After two sleepless nights we went to the ER.  They wanted to give me steroids.  I couldn’t have steroids. It’s contra-indicated with Lyme, and with my Lyme-induced cardiomyopathy. So we pushed saline, antihistamines and pain killers. It helped marginally.  They offered sedation as a last resort.

I went home and waited for the effects of the Bactrim reaction to wear off.  I never knew you could endure so much pain and still be alive.  All I wanted to do was scream, and I actually did try that but it didn’t help, and to make things worse, my neighbours came over to check I wasn’t being murdered. *peak embarrassment*

I tried distraction therapy – washing dishes, cleaning things – but all that happened was that I became more and more tired, and more and more distressed.  Music was the only thing that helped a little.  I emailed my beautiful Sisters – the writing group who have come to mean so much to me. I let it all hang out; the pain, the frustration, the helplessness. I swore.  A lot. They all advised me to go the sedation route if it helped.

Finally, when I was reduced to a whimpering mess, I decided on sedation.

The drugs knocked me to the edge of oblivion but the pain was still there. And then a kind nurse lent me her ipod.  I can’t tell you what I listened to. Most of the artists were unknown to me.  But I found something extraordinary.  I could ride that music like a wave, and surf over the top of my pain.  The music got right inside me, and it saved my life.

When I finally came home, the burning was down to a dull roar and a maddening itch.  A week later it’s almost gone.  My eyes are still scratchy, and I feel like I have a bad case of sunburn, but that’s manageable.

I’m grateful for modern medicine, kind doctors, caring nurses with awesome music selections and a stoic and endlessly good-tempered and strong husband who has nursed me through one of my worst weeks yet.

I’ve had two reasonably good days (hey, what am I saying – yesterday I got Freshly Pressed!), and fingers crossed today I’ll make it three in a row.

Here’s to the healing power of music.  Music and drugs.  Wow – I never in a million years thought I’d say that and mean it with my whole heart.

My Left Eyeball…

Image from flickr

Image from flickr

“What does not kill me, makes me stronger.”

Friedrich Nietzsche

I had intended a different post for this morning, but I have an eyeball problem. I’ve been on my Lyme drugs, well the first of them anyway, for a month now, and they are doing strange things to me.

All night, apart from the ‘normal’ sensations of insects crawling on my skin, deep stabbing pains in strange places, and nausea, I have had a feeling not unlike someone stabbing my left eyeball with a toasting fork, and then slowly roasting it over a fire.

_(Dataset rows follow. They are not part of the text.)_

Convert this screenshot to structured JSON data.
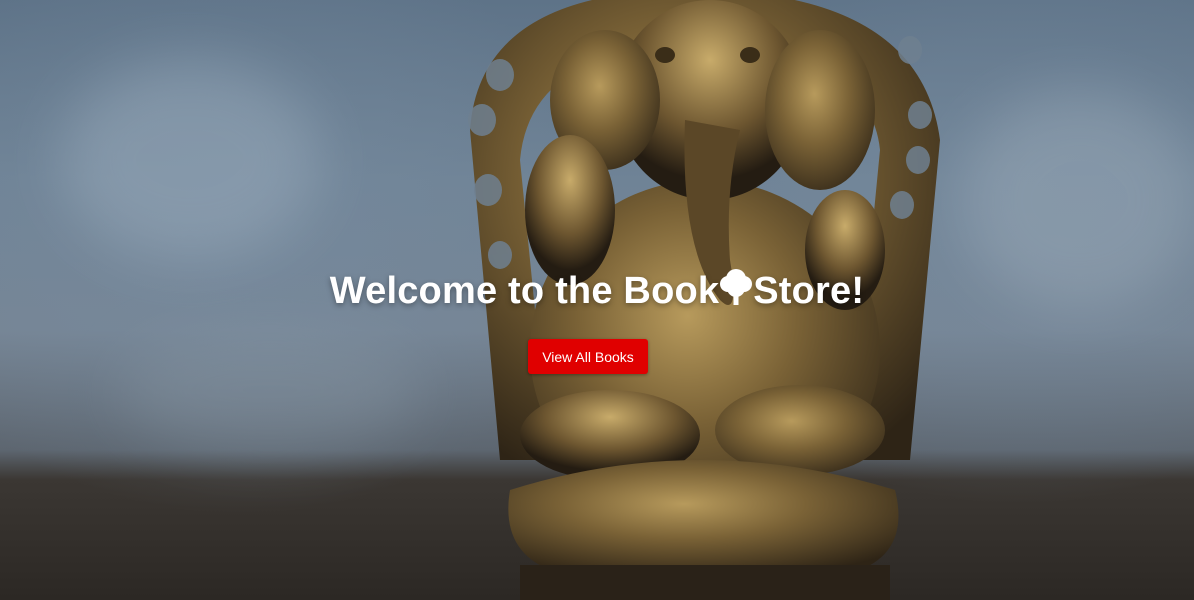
{
  "hero": {
    "title_before": "Welcome to the Book",
    "title_after": "Store!",
    "title_icon": "tree-icon",
    "cta_label": "View All Books",
    "cta_color": "#e00000"
  }
}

My left ear is also on fire, and intermittently stabby.  What joy.

I have devised a three point management plan depending on whether this escalates into totally untolerable. Plan A: Right now I’m sitting with a damp warm cloth tied over the offending eyeball, hiding it from the light and trying to reduce my pain. I shall soon lie in a darkened room and hope it goes away. Plan B: If it stays this painful ring Doctor when their rooms open. Plan C: If I can’t stand it, or it gets any worse get a friend to drive me to the hospital.

These Lyme bacteria invade everywhere. Organs, tissues, cells. They colonise and have parties, they multiply and and they invite their friends. Some of these critters have set up home in my eye, and now they’re unhappy because my drugs have found them.

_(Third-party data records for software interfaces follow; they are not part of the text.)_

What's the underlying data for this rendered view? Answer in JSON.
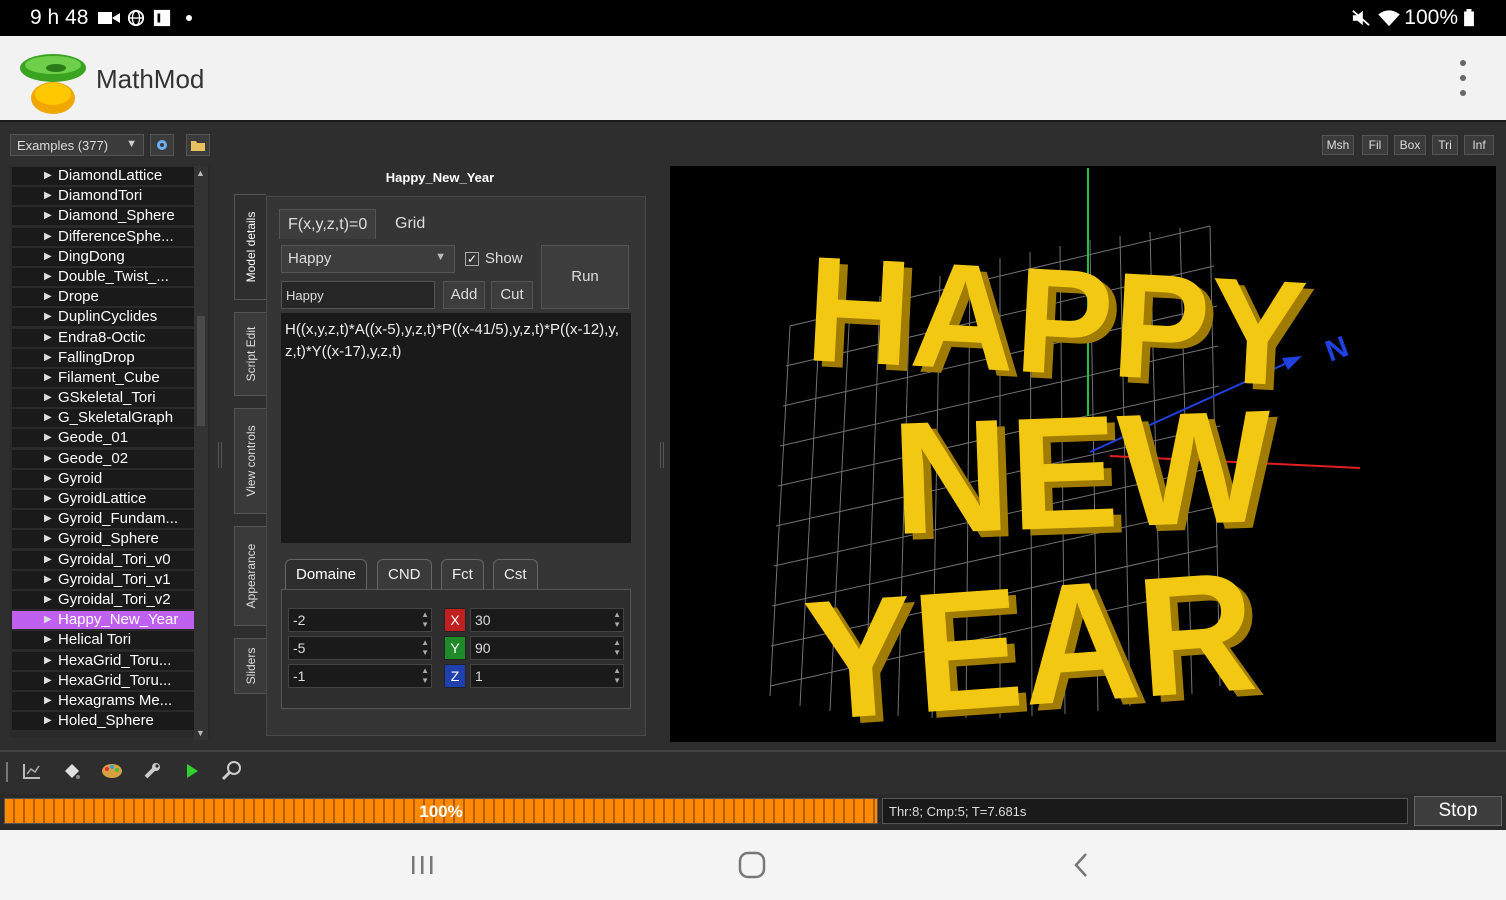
{
  "status_bar": {
    "time": "9 h 48",
    "battery": "100%",
    "icons": [
      "video-icon",
      "globe-icon",
      "notification-icon",
      "mute-icon",
      "wifi-icon",
      "battery-icon"
    ]
  },
  "app_bar": {
    "title": "MathMod",
    "menu_icon": "more-vert-icon"
  },
  "controls": {
    "examples_combo": "Examples (377)",
    "view_buttons": [
      "Msh",
      "Fil",
      "Box",
      "Tri",
      "Inf"
    ]
  },
  "model_list": {
    "items": [
      "DiamondLattice",
      "DiamondTori",
      "Diamond_Sphere",
      "DifferenceSphe...",
      "DingDong",
      "Double_Twist_...",
      "Drope",
      "DuplinCyclides",
      "Endra8-Octic",
      "FallingDrop",
      "Filament_Cube",
      "GSkeletal_Tori",
      "G_SkeletalGraph",
      "Geode_01",
      "Geode_02",
      "Gyroid",
      "GyroidLattice",
      "Gyroid_Fundam...",
      "Gyroid_Sphere",
      "Gyroidal_Tori_v0",
      "Gyroidal_Tori_v1",
      "Gyroidal_Tori_v2",
      "Happy_New_Year",
      "Helical Tori",
      "HexaGrid_Toru...",
      "HexaGrid_Toru...",
      "Hexagrams Me...",
      "Holed_Sphere"
    ],
    "selected": "Happy_New_Year"
  },
  "vertical_tabs": [
    "Model details",
    "Script Edit",
    "View controls",
    "Appearance",
    "Sliders"
  ],
  "editor": {
    "model_name": "Happy_New_Year",
    "tabs": [
      "F(x,y,z,t)=0",
      "Grid"
    ],
    "function_combo": "Happy",
    "show_label": "Show",
    "show_checked": "✓",
    "name_field": "Happy",
    "add_button": "Add",
    "cut_button": "Cut",
    "run_button": "Run",
    "formula": "H((x,y,z,t)*A((x-5),y,z,t)*P((x-41/5),y,z,t)*P((x-12),y,z,t)*Y((x-17),y,z,t)",
    "bottom_tabs": [
      "Domaine",
      "CND",
      "Fct",
      "Cst"
    ],
    "domain": {
      "min_values": [
        "-2",
        "-5",
        "-1"
      ],
      "axes": [
        "X",
        "Y",
        "Z"
      ],
      "grid_values": [
        "30",
        "90",
        "1"
      ]
    }
  },
  "viewport": {
    "text_lines": [
      "HAPPY",
      "NEW",
      "YEAR"
    ],
    "axis_label": "N",
    "colors": {
      "text": "#f2c812",
      "text_shadow": "#a07c00",
      "grid": "#cfcfcf",
      "x_axis": "#e02020",
      "y_axis": "#20c040",
      "z_axis": "#2040e0"
    }
  },
  "toolbar": {
    "icons": [
      "chart-icon",
      "paint-icon",
      "palette-icon",
      "wrench-icon",
      "play-icon",
      "search-icon"
    ]
  },
  "progress": {
    "label": "100%",
    "value": 100,
    "status": "Thr:8; Cmp:5; T=7.681s",
    "stop_button": "Stop"
  },
  "nav_bar": {
    "buttons": [
      "recents-icon",
      "home-icon",
      "back-icon"
    ]
  },
  "accent_colors": {
    "selection": "#c060f0",
    "progress": "#ff8a00"
  }
}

It’s making me quite grumpy.  Quite grumpy indeed. And stubborn.  As I swill this morning’s drugs I have quite the attitude.

“Die, you miserable pathogens, die!” I want to shout.  I am not shouting though.  My eye is sensitive to noise, I think.

Now I shall lie down and dream of being a fearsome female pirate, sailing a Lyme Green Sea, and killing all the things…

Image by www.ops.org

Image by www.ops.org